There’s much more for us to do together with other followers of Jesus Christ as we move ahead. But prayer is a good place to begin. Here at the American Anglican Council, we are working with other Christians in The Common Ground Christian Network to develop resources that we can share among all our churches: resources that will proclaim the Biblical basis for human dignity. In so doing, we will engage our culture with a competing vision for human flourishing-one that finds its origins in God’s creative intent rather than the politics of race, class, sexual orientation or gender identity. Why? “Our citizenship is in heaven. And we eagerly await a Savior from there, the Lord Jesus Christ.” (Phil. 3:20) Until He comes, we reaffirm our identity in Christ (Eph. 1: 3-14) and our calling as peacemakers in Christ’s name (Eph. 2: 13-22) as we recommit our churches to seeking first the Kingdom of God.
What might that look like? Let me close with a quote from Russell Moore in Onward: Engaging the culture without losing the Gospel (2015):
“We seek the Kingdom of God before everything else. We connect that kingdom agenda to the culture around us, both by speaking it to the world and by showing it in our churches. As we do so, we remember our mission to oppose demons, not to demonize opponents. As we advocate for human dignity, for religious liberty, for family stability, let’s do so with a prophetic word that turns everything upside down.”

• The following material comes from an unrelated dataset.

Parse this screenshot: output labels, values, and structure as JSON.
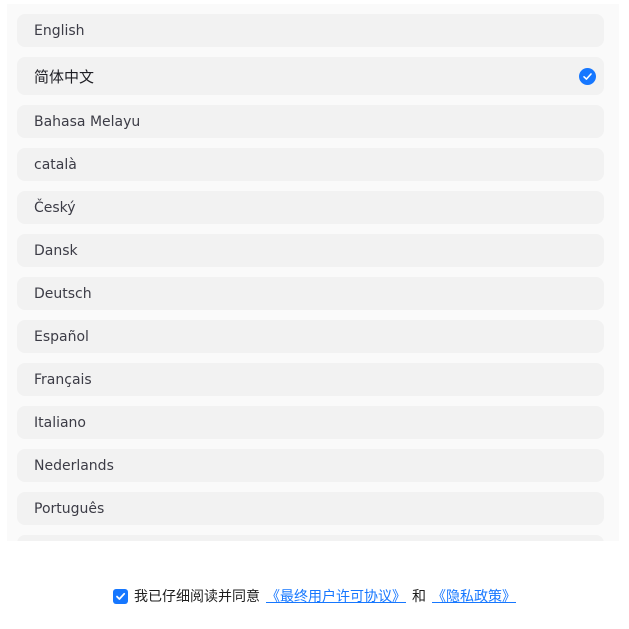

The Rev. Canon Phil Ashey is President and CEO of the American Anglican Council.